[Dataset content — start]

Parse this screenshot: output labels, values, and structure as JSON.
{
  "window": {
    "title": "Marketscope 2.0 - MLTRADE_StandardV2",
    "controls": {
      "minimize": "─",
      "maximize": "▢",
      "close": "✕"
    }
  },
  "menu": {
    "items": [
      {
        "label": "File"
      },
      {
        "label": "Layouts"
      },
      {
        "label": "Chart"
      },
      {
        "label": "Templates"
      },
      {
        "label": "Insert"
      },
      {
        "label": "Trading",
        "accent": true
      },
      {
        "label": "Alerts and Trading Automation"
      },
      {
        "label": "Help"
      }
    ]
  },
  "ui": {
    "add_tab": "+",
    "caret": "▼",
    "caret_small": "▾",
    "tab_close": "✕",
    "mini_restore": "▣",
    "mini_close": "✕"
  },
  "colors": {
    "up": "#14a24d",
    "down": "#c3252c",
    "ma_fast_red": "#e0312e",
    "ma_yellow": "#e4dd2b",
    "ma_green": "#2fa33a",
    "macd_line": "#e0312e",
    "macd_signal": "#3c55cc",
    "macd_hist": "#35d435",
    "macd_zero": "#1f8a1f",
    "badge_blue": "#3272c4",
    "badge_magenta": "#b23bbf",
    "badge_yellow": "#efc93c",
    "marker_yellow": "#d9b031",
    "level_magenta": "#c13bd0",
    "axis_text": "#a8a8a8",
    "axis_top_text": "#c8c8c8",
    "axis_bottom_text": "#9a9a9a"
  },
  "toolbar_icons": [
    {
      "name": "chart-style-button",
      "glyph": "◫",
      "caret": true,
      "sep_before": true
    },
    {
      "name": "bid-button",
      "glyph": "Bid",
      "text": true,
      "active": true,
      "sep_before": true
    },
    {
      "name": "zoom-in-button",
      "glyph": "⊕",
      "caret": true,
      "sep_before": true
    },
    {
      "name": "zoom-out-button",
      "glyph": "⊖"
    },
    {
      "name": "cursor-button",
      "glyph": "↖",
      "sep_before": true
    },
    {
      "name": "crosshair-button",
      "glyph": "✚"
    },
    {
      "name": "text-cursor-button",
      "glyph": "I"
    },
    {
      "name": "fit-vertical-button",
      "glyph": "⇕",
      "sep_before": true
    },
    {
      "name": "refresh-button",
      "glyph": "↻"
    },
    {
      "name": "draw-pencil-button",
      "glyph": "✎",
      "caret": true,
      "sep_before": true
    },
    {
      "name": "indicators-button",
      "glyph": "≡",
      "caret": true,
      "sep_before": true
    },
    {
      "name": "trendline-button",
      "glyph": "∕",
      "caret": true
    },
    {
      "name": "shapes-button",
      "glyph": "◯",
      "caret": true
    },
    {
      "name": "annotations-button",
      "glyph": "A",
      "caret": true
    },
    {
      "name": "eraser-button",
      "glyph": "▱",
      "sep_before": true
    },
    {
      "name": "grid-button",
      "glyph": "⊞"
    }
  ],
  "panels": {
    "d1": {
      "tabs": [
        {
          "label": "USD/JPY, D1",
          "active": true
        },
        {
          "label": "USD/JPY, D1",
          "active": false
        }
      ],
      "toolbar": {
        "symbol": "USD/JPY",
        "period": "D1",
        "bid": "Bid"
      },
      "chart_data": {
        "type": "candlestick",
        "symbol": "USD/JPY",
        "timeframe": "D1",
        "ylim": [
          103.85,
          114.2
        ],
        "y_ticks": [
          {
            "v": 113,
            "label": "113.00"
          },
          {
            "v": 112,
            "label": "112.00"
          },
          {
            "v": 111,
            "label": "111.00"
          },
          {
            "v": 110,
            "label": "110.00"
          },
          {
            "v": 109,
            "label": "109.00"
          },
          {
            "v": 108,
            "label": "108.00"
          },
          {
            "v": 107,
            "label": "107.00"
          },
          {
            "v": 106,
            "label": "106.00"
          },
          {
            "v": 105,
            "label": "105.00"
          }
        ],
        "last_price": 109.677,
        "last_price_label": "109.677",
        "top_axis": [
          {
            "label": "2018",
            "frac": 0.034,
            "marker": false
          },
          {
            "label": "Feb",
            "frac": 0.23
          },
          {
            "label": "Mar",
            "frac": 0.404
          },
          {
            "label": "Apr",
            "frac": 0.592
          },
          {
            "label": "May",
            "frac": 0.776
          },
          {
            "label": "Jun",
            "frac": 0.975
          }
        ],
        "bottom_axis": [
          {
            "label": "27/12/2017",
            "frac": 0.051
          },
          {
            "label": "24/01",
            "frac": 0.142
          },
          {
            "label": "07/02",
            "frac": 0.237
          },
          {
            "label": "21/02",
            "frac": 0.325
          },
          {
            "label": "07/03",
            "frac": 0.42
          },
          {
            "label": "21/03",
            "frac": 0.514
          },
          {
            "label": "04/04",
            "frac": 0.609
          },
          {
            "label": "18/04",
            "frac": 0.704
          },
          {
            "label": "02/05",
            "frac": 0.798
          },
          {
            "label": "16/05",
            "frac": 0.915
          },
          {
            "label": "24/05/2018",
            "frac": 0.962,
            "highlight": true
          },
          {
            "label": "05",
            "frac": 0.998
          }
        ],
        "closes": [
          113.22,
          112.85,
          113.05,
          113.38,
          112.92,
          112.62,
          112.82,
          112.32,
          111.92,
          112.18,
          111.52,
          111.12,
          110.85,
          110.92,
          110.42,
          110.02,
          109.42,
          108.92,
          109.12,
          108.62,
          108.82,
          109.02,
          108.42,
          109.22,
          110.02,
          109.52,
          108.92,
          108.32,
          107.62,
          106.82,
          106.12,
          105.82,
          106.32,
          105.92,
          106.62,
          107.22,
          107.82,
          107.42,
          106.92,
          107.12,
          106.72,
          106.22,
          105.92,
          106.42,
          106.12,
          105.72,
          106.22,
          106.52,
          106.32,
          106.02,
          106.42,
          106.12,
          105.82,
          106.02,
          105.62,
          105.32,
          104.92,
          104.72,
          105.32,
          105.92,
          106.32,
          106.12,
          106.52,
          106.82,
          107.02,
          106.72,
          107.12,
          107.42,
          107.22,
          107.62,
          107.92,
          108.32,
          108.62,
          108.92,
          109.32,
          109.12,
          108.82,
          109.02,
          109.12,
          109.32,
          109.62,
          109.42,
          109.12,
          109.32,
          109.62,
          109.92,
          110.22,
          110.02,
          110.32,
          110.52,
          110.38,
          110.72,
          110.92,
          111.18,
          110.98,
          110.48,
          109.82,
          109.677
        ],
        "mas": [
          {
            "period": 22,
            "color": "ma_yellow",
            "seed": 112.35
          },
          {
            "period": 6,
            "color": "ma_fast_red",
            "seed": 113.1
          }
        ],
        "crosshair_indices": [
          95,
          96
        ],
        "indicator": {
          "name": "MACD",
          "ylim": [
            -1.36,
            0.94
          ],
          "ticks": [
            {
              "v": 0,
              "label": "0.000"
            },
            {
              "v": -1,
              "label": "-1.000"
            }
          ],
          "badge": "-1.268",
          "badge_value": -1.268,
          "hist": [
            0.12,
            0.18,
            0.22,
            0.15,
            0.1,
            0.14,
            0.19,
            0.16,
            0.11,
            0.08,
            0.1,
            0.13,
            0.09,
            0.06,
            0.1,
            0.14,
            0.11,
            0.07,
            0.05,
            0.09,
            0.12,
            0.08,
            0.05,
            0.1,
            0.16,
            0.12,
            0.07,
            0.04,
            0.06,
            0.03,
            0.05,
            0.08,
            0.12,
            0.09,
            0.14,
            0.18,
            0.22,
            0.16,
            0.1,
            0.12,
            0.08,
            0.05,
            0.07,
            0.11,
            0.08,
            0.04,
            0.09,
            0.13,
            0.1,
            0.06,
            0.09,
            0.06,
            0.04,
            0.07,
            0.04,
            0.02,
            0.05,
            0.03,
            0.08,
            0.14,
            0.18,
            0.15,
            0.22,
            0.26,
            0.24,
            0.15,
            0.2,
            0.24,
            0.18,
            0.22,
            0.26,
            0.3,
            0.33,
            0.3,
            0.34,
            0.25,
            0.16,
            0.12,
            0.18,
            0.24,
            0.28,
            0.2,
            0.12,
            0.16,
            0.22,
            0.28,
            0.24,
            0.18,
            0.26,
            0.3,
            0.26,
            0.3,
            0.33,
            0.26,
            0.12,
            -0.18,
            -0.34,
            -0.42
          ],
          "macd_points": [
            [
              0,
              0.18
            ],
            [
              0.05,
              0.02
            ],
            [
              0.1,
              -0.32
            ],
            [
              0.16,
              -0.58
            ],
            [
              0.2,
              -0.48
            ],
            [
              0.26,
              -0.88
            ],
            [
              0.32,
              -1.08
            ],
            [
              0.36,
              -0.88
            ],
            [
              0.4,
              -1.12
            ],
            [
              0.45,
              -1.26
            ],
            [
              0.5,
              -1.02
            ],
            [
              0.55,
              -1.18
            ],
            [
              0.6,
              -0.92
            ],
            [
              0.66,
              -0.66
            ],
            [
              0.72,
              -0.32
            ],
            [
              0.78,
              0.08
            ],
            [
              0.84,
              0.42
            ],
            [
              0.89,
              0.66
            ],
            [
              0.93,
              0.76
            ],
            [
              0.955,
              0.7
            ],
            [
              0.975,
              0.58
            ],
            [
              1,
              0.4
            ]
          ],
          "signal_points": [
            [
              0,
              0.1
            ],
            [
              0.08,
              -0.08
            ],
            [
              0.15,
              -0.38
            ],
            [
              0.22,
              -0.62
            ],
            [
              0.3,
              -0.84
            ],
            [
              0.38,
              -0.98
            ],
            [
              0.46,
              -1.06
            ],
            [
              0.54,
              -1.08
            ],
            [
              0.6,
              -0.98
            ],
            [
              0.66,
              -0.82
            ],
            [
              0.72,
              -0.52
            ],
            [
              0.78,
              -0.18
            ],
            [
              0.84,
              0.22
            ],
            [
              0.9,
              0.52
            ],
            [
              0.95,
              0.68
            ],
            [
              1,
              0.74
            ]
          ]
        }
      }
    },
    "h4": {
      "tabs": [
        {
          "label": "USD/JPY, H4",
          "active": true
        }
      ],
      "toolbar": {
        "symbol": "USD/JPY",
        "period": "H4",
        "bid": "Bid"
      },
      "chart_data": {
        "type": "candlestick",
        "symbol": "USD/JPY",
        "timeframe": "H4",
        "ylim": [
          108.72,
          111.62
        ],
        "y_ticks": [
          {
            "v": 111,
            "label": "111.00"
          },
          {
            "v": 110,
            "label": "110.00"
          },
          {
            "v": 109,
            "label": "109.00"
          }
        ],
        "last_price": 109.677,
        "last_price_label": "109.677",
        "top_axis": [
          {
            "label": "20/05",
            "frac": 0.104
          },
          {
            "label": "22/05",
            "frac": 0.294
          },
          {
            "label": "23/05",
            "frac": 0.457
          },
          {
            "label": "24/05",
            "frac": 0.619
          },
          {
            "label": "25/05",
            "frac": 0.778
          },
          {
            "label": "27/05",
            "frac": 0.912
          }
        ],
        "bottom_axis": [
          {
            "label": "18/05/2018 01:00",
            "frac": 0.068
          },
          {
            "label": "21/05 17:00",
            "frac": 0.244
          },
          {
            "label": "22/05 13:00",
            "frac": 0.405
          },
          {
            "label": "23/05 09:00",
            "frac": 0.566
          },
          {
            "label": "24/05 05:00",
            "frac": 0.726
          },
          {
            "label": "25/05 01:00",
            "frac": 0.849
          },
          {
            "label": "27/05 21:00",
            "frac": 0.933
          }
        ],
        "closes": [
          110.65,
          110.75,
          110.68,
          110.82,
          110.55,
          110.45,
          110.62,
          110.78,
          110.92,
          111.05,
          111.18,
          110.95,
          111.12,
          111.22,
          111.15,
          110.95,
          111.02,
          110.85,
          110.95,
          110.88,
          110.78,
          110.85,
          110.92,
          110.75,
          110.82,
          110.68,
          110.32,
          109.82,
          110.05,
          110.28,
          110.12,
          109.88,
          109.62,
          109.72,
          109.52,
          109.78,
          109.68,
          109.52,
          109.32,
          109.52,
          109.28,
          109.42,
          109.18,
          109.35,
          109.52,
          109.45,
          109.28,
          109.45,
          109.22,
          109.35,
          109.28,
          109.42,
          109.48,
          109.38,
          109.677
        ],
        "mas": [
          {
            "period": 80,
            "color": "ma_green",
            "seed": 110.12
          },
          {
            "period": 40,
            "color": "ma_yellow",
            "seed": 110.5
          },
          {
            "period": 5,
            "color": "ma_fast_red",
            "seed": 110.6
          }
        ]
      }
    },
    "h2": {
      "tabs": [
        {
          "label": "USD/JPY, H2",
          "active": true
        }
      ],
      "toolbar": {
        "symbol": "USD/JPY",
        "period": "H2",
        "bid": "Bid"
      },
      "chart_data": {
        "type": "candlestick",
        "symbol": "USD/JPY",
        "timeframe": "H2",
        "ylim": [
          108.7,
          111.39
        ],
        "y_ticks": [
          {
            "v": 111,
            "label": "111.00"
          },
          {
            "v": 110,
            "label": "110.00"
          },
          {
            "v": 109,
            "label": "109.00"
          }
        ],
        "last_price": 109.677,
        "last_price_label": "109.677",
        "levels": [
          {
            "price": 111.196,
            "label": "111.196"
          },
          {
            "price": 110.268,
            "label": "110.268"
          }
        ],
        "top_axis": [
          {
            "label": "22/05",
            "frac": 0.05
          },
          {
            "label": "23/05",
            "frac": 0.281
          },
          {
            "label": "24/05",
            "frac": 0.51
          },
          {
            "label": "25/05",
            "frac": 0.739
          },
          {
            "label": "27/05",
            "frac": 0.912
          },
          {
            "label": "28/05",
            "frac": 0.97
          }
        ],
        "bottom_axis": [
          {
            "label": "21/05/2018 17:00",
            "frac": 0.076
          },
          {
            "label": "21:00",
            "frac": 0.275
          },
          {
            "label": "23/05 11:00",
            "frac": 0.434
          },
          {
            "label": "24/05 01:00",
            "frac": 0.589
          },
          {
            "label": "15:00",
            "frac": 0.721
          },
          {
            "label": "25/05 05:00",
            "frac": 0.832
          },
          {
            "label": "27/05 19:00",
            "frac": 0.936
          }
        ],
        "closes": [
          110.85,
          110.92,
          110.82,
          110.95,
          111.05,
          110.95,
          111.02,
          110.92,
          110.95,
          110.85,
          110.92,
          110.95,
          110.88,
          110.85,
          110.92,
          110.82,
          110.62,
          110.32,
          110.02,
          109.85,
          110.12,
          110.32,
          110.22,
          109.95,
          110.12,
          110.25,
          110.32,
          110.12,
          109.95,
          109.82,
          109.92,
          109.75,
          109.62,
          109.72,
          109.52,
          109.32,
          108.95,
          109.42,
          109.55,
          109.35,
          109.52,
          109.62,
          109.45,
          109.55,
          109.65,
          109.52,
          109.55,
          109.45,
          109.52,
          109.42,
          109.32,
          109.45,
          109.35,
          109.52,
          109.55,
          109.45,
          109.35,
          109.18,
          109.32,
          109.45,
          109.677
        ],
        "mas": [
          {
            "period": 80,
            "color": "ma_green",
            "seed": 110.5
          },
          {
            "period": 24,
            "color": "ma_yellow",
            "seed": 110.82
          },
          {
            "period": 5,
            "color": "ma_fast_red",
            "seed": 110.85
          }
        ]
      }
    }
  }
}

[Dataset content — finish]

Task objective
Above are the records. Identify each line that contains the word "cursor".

Worked solution
      "name": "cursor-button",
      "name": "text-cursor-button",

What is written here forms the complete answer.